• Data about app and page elements:
+===+
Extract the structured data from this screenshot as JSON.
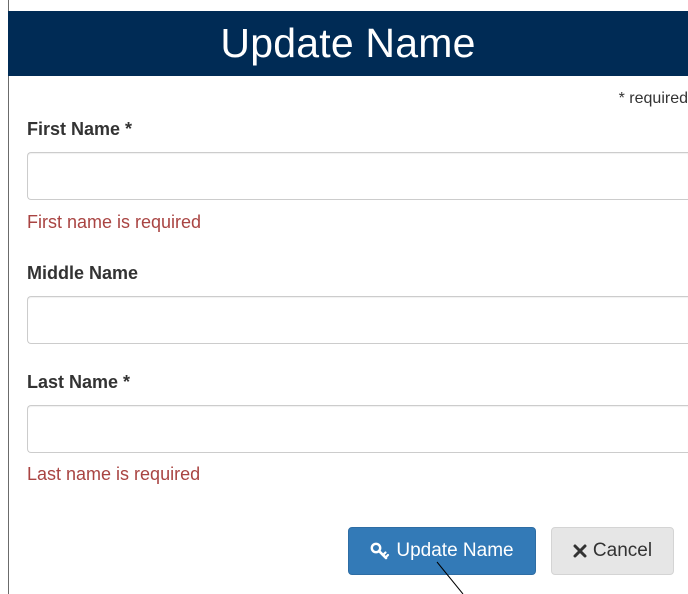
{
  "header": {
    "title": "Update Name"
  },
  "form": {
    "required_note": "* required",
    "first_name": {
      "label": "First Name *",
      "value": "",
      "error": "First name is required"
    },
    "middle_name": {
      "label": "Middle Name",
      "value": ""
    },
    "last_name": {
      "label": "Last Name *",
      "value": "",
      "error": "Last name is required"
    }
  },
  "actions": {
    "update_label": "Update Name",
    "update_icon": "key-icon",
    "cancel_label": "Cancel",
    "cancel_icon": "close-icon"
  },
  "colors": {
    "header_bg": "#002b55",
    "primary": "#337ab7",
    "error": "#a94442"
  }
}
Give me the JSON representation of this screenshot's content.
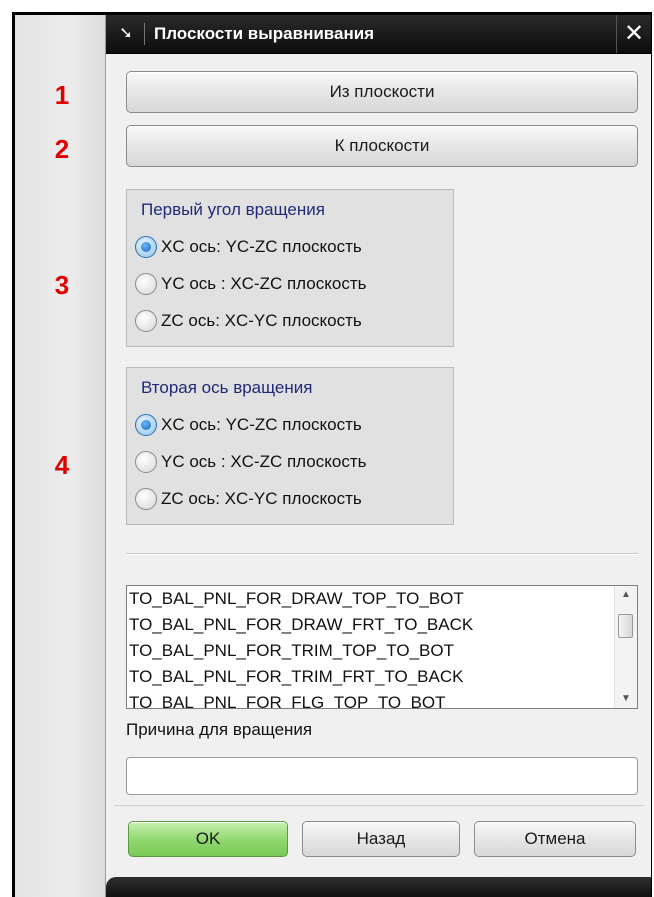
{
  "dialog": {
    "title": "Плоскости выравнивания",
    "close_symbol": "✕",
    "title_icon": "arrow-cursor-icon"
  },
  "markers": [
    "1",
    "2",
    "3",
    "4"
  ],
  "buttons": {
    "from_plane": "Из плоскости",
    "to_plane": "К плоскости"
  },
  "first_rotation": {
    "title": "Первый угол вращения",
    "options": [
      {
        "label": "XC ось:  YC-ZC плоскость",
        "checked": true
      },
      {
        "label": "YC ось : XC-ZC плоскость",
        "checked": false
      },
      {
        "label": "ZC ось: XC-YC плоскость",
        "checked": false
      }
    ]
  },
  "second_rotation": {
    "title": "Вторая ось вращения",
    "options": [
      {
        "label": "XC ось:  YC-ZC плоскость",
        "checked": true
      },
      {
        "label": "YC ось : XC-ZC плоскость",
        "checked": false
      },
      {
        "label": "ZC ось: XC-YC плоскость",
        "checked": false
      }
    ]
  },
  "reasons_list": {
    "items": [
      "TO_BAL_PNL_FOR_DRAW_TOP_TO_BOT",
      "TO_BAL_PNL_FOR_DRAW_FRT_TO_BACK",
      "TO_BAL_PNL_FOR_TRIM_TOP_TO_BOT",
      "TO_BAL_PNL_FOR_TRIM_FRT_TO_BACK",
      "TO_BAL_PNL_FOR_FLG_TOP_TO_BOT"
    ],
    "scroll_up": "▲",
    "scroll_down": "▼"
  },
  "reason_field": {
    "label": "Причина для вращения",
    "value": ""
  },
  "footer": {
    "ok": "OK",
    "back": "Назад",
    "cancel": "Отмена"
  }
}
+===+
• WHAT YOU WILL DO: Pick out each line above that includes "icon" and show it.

• RESPONSE AREA:
    "update_icon": "key-icon",
    "cancel_icon": "close-icon"
    "title_icon": "arrow-cursor-icon"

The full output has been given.